Over the years I've struggled with playing champion speed in one match, to rank amateur in the next. Wild swings would occur from game-to-game in a set, and sometimes even from ball-to-ball. I had always noticed that top players, while they don't always play perfect, could always play some semblance of their game, and could fight hard enough to bring out their highest level at any point. More importantly, they never played down to their competition, and almost always beat the players they are supposed to beat.

After 13 years of playing the game, I think I've finally discovered 4 things that can dramatically improve consistency, and although you may still struggle with the discipline that it takes to implement them, it should put you on the road to more consistent play.

1. Knowledge: Whatever game you are playing, it is important to educate yourself in all areas of the game. Seek out a mentor, or just watch videos. Choose a player whose style you admire (my personal favorite is Ralf Souquet) and study how they play the game. The more you know, the less "bad luck" there is.


Jennifer Barretta going through her Pre-shot Routine with ball-in-hand

Pre-shot routine with ball in hand

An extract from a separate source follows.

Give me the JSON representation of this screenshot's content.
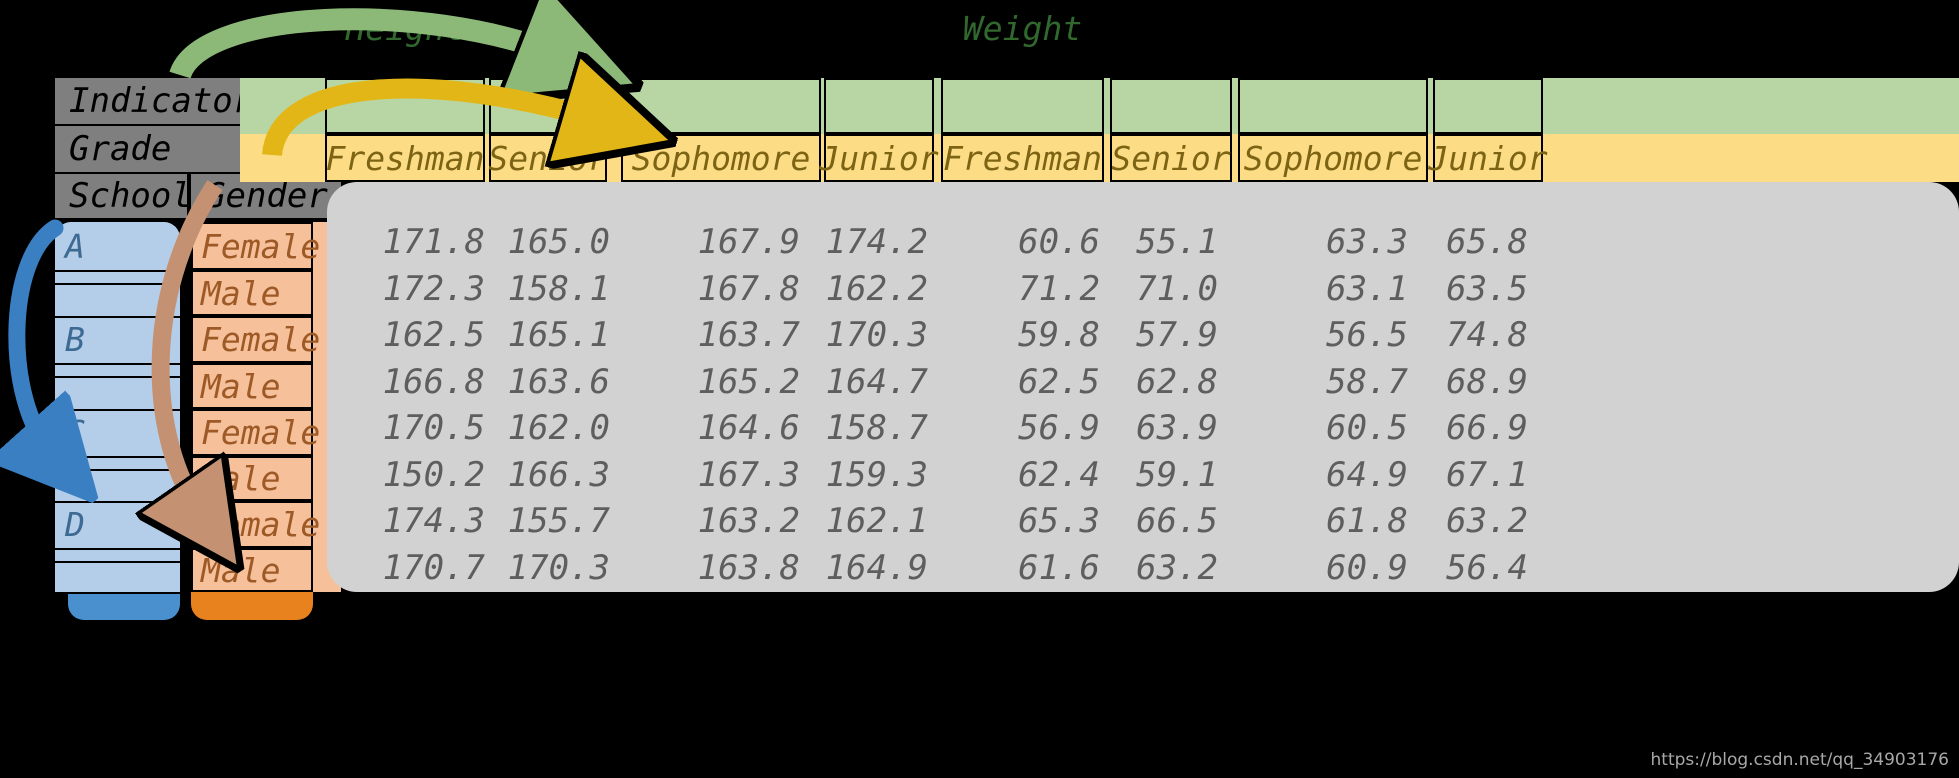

2. Pre-shot Routine: One of the biggest keys to consistency is to try to put the same amount of effort into every shot. A good pre-shot routine may consists of the following: visualization of the shot while you are standing, stepping into the line of the shot and delivering a long smooth stroke. Whatever your routine is, you need to do it on a 90 degree table length shot, and also on a ball that's hanging in the pocket.


Serious focus is noticeable whenever Jennifer is at the table

Serious Focus at the Table


3. Focus: If there is any distraction at all, you must get up. Whether someone else is talking or there is some distracting dialogue going on inside your own head, you need to eliminate it and only focus on what you want to happen.

4. Enjoy Every Second: Think about the times you've played your best pool, and I guarantee you were enjoying every second of it. No negative thoughts enter your head, you don't think about the score and you probably don't even care whether you win or lose because you're having so much fun. When you are playing your best, all these things just happen.  When you're not, you have to force yourself to feel this way.

This is, perhaps, the hardest of the 4 things to do, but it also may be the most important. Think of something that makes you happy; a song, your kids, your dog, whatever. If you are enjoying the game, that's when great things happen!